very withdrawn and sullen--not his usual bright outgoing happy self, for years now).  It's really tragic.  I could possibly help you start a support group depending

on where you are (i'm in Berkeley).  Good luck.

I think you are such a good are trying your best to support your son during this rough period of time. I remember thinking the same thing about finding my daughter a club when she was feeling very similarly last year. I desperately wanted my daughter to find her own tribe of people she could connect with. I even tried starting a group at a library for young people into the same thinking and writing.  It did t help too much though because her depression was just too deep to get that far with it.

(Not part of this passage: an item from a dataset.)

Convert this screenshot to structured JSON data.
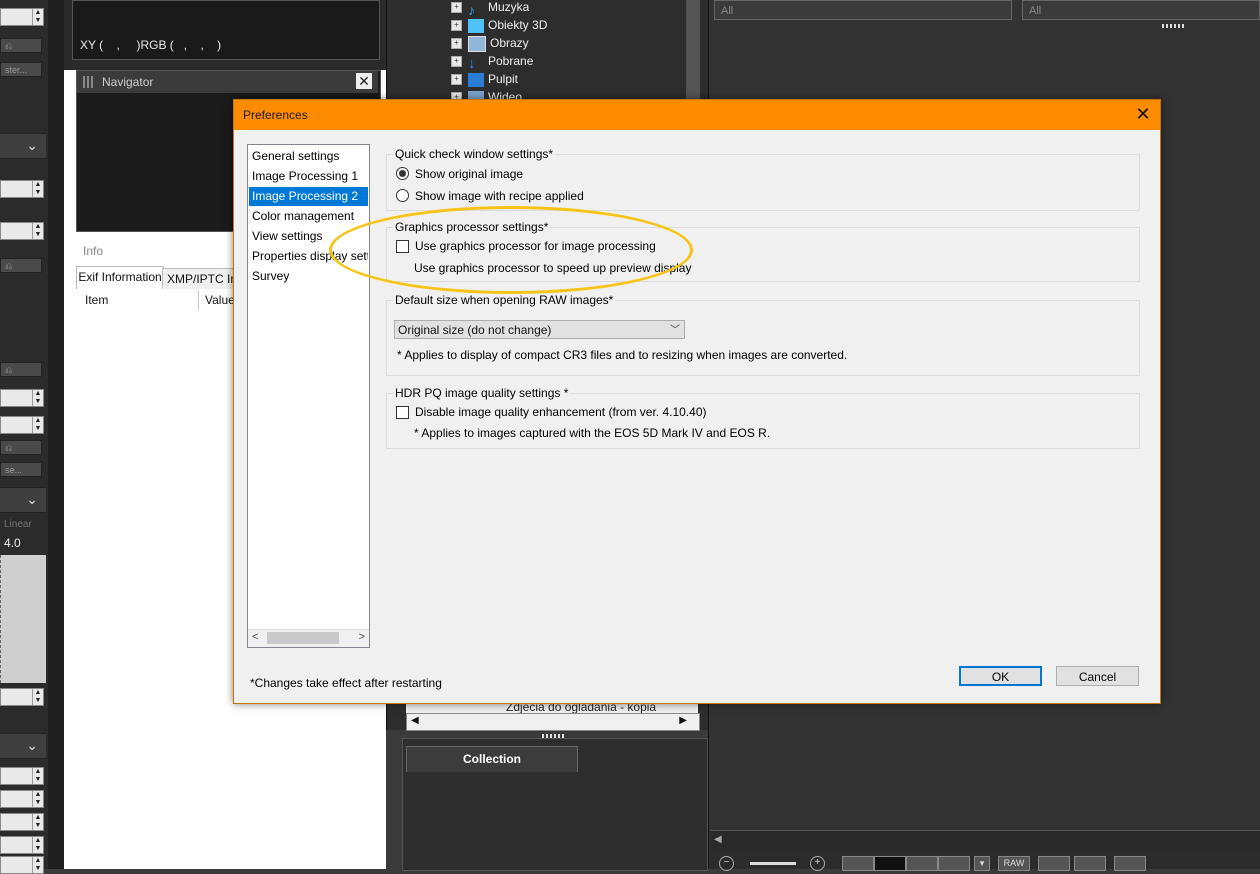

We ended up getting her meds, having weekly sessions with a communications focused therapist in Oakland,  having her go to the hospital for several days when things got bad enough, and then a breakthrough as meds started to kick in , we started to go to DBT at Clearwater in Oakland (she needed new skills and so did we as parents) and we started volunteering together at an animal shelter each weekend (4hours each week) to get out of the house. My daughter happens to like cats so volunteering at the SPCA in Oakland was helpful for her (and me!). We also got her a cat that she took care of which she loved. 

A year later, things are much better and my daughter still has her ups and downs and struggles with social connections at times but we both have better coping skills and know what to do right when there is a hint of depression coming on.

I know this is soooo hard. It sounds like you are on the right track loving him so much and searching for something that will work for him. Good luck momma! 

I also have a 22 year-old son who, in many regards, is similar to yours, but who opted not to attend college. His passions are music and design, and he spends every single day pursuing these interests. My dream was always for him to earn a degree in a creative field and to find a satisfying job. Much of me still wants this for him; but when I see how animated and completely involved he is in what he’s doing, I am happy.  So, my recommendation is that you encourage your son to (in Joseph Campbell’s words) “follow his bliss.”  Help him pursue WHATEVER excites him and gives him joy. Our sons are young and they can figure out life’s practicalities when they must, but for as long as they are able, I believe they should be delirious with their ideas and surges of inspiration.